Output every entry verbatim.

Material provided section start

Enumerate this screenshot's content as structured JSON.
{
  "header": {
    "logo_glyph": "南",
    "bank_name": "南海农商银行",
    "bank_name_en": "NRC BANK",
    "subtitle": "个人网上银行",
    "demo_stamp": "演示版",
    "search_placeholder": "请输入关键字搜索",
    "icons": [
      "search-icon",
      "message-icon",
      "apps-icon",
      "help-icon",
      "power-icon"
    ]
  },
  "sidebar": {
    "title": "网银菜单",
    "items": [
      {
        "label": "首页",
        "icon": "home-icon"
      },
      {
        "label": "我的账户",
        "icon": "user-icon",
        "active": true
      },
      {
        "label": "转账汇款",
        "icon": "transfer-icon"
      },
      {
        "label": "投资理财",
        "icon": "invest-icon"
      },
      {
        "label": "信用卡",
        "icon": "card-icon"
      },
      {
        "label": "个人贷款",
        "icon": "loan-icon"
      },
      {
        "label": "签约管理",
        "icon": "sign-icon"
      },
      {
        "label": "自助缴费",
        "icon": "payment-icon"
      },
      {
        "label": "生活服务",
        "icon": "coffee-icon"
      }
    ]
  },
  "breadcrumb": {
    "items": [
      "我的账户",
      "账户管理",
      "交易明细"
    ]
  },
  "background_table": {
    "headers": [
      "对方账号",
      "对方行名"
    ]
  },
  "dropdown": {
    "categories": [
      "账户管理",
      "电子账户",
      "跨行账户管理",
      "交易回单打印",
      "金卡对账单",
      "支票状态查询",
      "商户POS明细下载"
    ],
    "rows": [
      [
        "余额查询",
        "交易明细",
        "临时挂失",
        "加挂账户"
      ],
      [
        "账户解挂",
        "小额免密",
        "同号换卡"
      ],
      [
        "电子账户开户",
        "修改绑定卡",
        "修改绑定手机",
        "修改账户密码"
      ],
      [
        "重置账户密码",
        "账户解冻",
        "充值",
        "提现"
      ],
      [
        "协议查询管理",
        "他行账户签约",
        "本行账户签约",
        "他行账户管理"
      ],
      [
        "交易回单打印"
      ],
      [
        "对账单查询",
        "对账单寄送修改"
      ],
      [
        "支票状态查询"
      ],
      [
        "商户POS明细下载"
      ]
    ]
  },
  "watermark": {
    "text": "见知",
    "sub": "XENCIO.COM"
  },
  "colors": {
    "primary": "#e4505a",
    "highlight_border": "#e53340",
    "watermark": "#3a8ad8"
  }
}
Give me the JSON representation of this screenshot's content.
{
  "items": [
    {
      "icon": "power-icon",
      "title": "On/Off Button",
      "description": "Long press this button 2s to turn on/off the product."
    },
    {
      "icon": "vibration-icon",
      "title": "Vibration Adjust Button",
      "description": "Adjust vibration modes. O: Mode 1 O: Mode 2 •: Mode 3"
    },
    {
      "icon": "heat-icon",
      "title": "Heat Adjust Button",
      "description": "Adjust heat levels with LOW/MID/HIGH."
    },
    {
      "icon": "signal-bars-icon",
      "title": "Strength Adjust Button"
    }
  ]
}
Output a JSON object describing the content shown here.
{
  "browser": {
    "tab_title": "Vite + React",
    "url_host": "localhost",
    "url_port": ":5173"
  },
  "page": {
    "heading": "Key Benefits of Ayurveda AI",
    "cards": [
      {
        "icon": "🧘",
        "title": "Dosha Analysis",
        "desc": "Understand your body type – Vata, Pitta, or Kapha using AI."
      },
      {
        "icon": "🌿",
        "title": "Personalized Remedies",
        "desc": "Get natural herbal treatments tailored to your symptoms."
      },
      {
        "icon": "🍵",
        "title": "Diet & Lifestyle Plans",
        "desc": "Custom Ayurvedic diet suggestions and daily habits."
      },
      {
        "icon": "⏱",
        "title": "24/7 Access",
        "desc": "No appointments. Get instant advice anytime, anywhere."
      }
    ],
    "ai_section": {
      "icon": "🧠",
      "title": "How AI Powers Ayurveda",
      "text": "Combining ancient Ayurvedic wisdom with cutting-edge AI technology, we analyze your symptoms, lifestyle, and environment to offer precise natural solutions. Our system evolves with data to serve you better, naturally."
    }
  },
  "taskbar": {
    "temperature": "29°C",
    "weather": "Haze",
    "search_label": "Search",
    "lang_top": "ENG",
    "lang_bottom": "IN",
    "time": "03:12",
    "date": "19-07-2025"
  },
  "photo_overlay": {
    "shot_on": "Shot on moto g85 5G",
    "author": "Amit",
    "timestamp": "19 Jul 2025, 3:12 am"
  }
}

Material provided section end

**Reply**
Enumerate this screenshot's content as structured JSON.
{
  "header": {
    "logo_glyph": "南",
    "bank_name": "南海农商银行",
    "bank_name_en": "NRC BANK",
    "subtitle": "个人网上银行",
    "demo_stamp": "演示版",
    "search_placeholder": "请输入关键字搜索",
    "icons": [
      "search-icon",
      "message-icon",
      "apps-icon",
      "help-icon",
      "power-icon"
    ]
  },
  "sidebar": {
    "title": "网银菜单",
    "items": [
      {
        "label": "首页",
        "icon": "home-icon"
      },
      {
        "label": "我的账户",
        "icon": "user-icon",
        "active": true
      },
      {
        "label": "转账汇款",
        "icon": "transfer-icon"
      },
      {
        "label": "投资理财",
        "icon": "invest-icon"
      },
      {
        "label": "信用卡",
        "icon": "card-icon"
      },
      {
        "label": "个人贷款",
        "icon": "loan-icon"
      },
      {
        "label": "签约管理",
        "icon": "sign-icon"
      },
      {
        "label": "自助缴费",
        "icon": "payment-icon"
      },
      {
        "label": "生活服务",
        "icon": "coffee-icon"
      }
    ]
  },
  "breadcrumb": {
    "items": [
      "我的账户",
      "账户管理",
      "交易明细"
    ]
  },
  "background_table": {
    "headers": [
      "对方账号",
      "对方行名"
    ]
  },
  "dropdown": {
    "categories": [
      "账户管理",
      "电子账户",
      "跨行账户管理",
      "交易回单打印",
      "金卡对账单",
      "支票状态查询",
      "商户POS明细下载"
    ],
    "rows": [
      [
        "余额查询",
        "交易明细",
        "临时挂失",
        "加挂账户"
      ],
      [
        "账户解挂",
        "小额免密",
        "同号换卡"
      ],
      [
        "电子账户开户",
        "修改绑定卡",
        "修改绑定手机",
        "修改账户密码"
      ],
      [
        "重置账户密码",
        "账户解冻",
        "充值",
        "提现"
      ],
      [
        "协议查询管理",
        "他行账户签约",
        "本行账户签约",
        "他行账户管理"
      ],
      [
        "交易回单打印"
      ],
      [
        "对账单查询",
        "对账单寄送修改"
      ],
      [
        "支票状态查询"
      ],
      [
        "商户POS明细下载"
      ]
    ]
  },
  "watermark": {
    "text": "见知",
    "sub": "XENCIO.COM"
  },
  "colors": {
    "primary": "#e4505a",
    "highlight_border": "#e53340",
    "watermark": "#3a8ad8"
  }
}
Give me the JSON representation of this screenshot's content.
{
  "items": [
    {
      "icon": "power-icon",
      "title": "On/Off Button",
      "description": "Long press this button 2s to turn on/off the product."
    },
    {
      "icon": "vibration-icon",
      "title": "Vibration Adjust Button",
      "description": "Adjust vibration modes. O: Mode 1 O: Mode 2 •: Mode 3"
    },
    {
      "icon": "heat-icon",
      "title": "Heat Adjust Button",
      "description": "Adjust heat levels with LOW/MID/HIGH."
    },
    {
      "icon": "signal-bars-icon",
      "title": "Strength Adjust Button"
    }
  ]
}
Output a JSON object describing the content shown here.
{
  "browser": {
    "tab_title": "Vite + React",
    "url_host": "localhost",
    "url_port": ":5173"
  },
  "page": {
    "heading": "Key Benefits of Ayurveda AI",
    "cards": [
      {
        "icon": "🧘",
        "title": "Dosha Analysis",
        "desc": "Understand your body type – Vata, Pitta, or Kapha using AI."
      },
      {
        "icon": "🌿",
        "title": "Personalized Remedies",
        "desc": "Get natural herbal treatments tailored to your symptoms."
      },
      {
        "icon": "🍵",
        "title": "Diet & Lifestyle Plans",
        "desc": "Custom Ayurvedic diet suggestions and daily habits."
      },
      {
        "icon": "⏱",
        "title": "24/7 Access",
        "desc": "No appointments. Get instant advice anytime, anywhere."
      }
    ],
    "ai_section": {
      "icon": "🧠",
      "title": "How AI Powers Ayurveda",
      "text": "Combining ancient Ayurvedic wisdom with cutting-edge AI technology, we analyze your symptoms, lifestyle, and environment to offer precise natural solutions. Our system evolves with data to serve you better, naturally."
    }
  },
  "taskbar": {
    "temperature": "29°C",
    "weather": "Haze",
    "search_label": "Search",
    "lang_top": "ENG",
    "lang_bottom": "IN",
    "time": "03:12",
    "date": "19-07-2025"
  },
  "photo_overlay": {
    "shot_on": "Shot on moto g85 5G",
    "author": "Amit",
    "timestamp": "19 Jul 2025, 3:12 am"
  }
}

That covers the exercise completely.